*Work to complete*
The lines you return should be those containing the string "JSON", taken from the data below.

*Input for this task*
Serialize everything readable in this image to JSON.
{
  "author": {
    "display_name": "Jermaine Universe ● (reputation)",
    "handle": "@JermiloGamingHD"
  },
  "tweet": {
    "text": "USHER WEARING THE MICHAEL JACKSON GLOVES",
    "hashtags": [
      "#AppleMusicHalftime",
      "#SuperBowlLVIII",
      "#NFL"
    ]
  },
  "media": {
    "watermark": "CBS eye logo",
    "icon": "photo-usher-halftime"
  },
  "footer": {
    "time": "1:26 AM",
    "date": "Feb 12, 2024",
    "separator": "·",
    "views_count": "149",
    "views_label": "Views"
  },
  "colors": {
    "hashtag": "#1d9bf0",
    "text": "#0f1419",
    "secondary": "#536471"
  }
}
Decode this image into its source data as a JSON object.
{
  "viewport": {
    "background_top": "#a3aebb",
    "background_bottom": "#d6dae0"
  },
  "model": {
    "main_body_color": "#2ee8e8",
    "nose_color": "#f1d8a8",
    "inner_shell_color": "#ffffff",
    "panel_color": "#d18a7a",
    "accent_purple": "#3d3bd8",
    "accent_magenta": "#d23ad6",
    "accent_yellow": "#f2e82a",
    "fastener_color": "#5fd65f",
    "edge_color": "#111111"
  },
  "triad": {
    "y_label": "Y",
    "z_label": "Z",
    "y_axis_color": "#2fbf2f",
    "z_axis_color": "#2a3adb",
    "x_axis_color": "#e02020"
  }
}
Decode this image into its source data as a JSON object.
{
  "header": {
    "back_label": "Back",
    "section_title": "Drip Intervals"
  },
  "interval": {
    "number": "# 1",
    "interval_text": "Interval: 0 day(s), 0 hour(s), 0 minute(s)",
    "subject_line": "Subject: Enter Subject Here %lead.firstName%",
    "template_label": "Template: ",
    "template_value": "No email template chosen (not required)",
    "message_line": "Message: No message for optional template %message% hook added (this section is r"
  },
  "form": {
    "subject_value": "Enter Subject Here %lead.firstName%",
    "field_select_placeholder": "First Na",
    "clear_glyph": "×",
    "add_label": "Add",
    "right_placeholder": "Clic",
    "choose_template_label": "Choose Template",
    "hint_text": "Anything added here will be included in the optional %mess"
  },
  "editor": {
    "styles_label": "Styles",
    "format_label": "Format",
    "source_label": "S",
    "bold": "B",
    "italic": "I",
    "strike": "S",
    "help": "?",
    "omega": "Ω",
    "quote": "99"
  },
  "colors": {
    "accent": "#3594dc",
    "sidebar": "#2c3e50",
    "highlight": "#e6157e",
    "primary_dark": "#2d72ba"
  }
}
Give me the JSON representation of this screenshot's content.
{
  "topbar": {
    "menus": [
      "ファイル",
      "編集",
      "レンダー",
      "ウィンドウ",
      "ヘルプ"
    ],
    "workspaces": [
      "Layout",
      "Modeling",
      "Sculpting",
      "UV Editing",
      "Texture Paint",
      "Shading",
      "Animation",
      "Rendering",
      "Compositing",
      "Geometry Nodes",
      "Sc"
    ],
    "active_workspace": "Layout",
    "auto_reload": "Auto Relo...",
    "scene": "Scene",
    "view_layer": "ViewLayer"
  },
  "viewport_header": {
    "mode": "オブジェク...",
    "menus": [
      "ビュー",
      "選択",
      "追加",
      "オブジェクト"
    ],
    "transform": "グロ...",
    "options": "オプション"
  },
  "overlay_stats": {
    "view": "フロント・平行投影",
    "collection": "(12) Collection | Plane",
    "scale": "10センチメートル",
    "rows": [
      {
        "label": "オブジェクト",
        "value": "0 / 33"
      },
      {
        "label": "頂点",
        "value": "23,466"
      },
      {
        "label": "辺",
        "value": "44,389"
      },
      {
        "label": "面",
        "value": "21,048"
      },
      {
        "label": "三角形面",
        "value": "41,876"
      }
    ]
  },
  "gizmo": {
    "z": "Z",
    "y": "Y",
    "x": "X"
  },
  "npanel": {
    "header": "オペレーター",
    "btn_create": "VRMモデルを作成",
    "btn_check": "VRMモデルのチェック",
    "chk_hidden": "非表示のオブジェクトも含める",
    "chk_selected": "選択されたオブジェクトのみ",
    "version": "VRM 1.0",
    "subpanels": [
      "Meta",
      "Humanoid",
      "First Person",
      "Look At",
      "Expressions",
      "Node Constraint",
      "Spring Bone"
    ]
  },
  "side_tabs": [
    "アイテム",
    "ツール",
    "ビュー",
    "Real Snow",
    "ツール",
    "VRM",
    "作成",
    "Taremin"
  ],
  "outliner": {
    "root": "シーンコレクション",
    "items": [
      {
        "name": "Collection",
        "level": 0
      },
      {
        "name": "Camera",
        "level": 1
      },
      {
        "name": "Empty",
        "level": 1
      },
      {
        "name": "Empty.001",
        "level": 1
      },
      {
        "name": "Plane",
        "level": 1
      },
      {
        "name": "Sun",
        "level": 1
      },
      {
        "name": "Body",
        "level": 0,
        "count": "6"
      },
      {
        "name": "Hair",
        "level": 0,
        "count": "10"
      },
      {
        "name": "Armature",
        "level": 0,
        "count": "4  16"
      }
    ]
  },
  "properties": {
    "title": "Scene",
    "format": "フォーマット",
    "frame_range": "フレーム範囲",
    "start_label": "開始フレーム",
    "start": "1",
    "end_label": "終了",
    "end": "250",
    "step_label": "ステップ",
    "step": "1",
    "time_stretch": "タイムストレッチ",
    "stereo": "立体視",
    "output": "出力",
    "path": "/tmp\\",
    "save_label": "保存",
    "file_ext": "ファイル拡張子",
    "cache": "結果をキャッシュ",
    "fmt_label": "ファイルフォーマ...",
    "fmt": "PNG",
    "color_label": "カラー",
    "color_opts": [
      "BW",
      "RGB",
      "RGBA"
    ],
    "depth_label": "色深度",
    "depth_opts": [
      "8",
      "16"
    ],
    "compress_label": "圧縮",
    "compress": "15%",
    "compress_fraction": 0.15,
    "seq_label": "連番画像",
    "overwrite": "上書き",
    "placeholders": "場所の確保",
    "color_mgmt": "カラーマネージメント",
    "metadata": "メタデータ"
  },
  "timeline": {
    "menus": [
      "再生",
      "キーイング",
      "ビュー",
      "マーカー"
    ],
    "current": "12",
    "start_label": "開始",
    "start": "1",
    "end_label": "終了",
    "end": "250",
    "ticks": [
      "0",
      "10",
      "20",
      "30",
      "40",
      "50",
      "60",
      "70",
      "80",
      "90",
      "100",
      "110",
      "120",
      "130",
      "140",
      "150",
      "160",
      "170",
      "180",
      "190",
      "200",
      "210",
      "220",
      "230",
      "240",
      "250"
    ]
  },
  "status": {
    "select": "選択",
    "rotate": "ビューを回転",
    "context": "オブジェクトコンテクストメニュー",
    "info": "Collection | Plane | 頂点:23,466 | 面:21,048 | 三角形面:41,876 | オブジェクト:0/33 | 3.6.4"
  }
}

*Response area*
Serialize everything readable in this image to JSON.
Decode this image into its source data as a JSON object.
Decode this image into its source data as a JSON object.
Give me the JSON representation of this screenshot's content.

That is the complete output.